  • 1

    A welcome message on top with our website and social information.

  • 2

    The bitcoin price with an info button that, when clicked, brings up a pop up that allows users to test a mock transaction. It shows users how the bitcoin price and our fee affects their final purchase amount.

  • 3

    Below the buy bitcoin button I added a language dropdown. Looking back to our personas and Bitstop’s mission, many of our customers speak other languages and, especially as we expand to different markets, I wanted to make sure our ATMs are accessible.

  • 4

    I included our support number here and wherever possible to assist at any stage of the transaction.

  • 5

    On the bottom of the screen I made it super simple for users who don’t have a bitcoin wallet to access one. they can put their phone number in and get a download link sent to them immediately.

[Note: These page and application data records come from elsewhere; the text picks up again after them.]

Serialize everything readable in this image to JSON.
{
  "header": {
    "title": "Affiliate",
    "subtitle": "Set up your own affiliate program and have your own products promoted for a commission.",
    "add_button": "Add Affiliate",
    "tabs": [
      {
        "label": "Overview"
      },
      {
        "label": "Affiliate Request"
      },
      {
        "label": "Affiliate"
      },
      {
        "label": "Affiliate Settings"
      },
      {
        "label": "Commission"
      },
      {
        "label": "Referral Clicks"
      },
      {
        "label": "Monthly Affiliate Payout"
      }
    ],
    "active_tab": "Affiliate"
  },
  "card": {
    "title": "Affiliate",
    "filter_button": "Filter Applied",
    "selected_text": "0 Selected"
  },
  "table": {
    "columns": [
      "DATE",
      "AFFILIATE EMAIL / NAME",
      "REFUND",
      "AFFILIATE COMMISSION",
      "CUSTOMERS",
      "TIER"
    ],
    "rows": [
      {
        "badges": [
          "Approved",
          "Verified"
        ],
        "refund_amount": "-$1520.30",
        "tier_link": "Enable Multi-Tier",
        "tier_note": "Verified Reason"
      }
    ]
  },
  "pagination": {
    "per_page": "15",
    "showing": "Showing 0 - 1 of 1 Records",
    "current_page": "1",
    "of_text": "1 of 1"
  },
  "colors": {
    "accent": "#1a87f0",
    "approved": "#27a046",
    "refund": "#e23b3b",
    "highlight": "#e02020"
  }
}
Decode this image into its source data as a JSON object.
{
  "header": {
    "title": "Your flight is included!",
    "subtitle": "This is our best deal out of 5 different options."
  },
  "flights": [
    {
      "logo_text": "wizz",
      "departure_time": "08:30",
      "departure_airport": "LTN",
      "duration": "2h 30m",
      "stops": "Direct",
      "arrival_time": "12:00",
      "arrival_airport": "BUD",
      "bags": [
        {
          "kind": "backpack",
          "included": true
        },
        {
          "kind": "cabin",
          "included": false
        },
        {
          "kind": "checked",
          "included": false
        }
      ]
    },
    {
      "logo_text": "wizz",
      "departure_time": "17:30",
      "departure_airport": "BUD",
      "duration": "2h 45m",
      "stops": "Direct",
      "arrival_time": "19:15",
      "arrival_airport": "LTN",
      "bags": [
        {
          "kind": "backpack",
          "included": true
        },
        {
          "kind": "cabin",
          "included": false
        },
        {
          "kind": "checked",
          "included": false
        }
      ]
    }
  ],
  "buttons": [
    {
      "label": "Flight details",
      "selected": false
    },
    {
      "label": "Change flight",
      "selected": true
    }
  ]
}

The dashboard was originally a buying tier screen that didn’t give clear context as to why it was necessary to select the tier. So, in my initial design iteration I had users selecting between 2 tiers with more context and in a familiar pattern. But, I questioned why we were having our users make this decision as it was more for compliance reasons rather than user benefit. After noticing during user testing that this screen was still a point of friction for completing a transaction, I met with the team to pitch a solution.

In the end, I removed this tier decision step and, instead, designed a new flow with a dashboard that incorporated the fee breakdown. Users would then be prompted to either 'upgrade' their purchasing power by scanning their ID or select “not now”. This allowed us to maintain compliance while creating less friction for users. If they select ‘not now’ and try to insert more than the lower tier, they will experience that same pop up to scan their ID in order to unlock the ability to buy larger amounts.

insert cash

The insert cash screen had major issues with transparency of fees and the exchange rate. Also, the notice for the $20 minimum didn’t explain that it was a bill minimum as well, leading to users inserting smaller bills and the ATM spitting the bill out which triggered a pop up explanation.

To address these issues I first separated the experience into an initial insert cash screen and a receipt mockup screen. The initial screen clearly states to insert a $20 bill with an animation of the $20 being inserted for visual reinforcement. If ignored, the bill will come out and the text would animate bigger and flash red. This $20 minimum needed to be enforced for business purposes and due to the limitations development faced with the bill acceptor.

Once users insert the first bill it takes them to the next screen that shows them clearly

  • The amount of which bills get inserted.
  • The dollar total along with our fee in red that leads to their total in dollars but an emphasis that what they are purchasing is BTC.
  • The bitcoin exchange rate is also transparent along with the address they’re sending to.
  • And, on the top right, the user's 24 hr purchase limit.

Because of all these factors I needed to take into account, reaching this solution was definitely a team effort.

user testing

User testing was key throughout the design process to assess new interactions designs. From testing the last iteration I found that users who had a wallet always completed a transaction successfully while there was a 1/3 drop off for users who did not have a bitcoin wallet at the start of the transaction.

In the home screen section above I mentioned that I added a quick way for users to download a wallet, this was one attempt to have less of a drop off for new users without wallets.


In the end, the launch of the new ATM was very exciting and successful. The business saw massive growth and transparency related support tickets were on the decline.








Rating on FB

final thoughts

There’s a lot I’m proud of about this project but there’s always room to improve. Some things I would’ve liked to do are:

  • Surveys at the end of transactions to gather user feedback.
  • Explore a referral program to grow our customers.
  • Test more ways of reducing that 1/3 drop off for new users without wallets.
  • Currently the machines only handle buy. I started to think about ‘Sell’ but didn’t have the opportunity to execute it.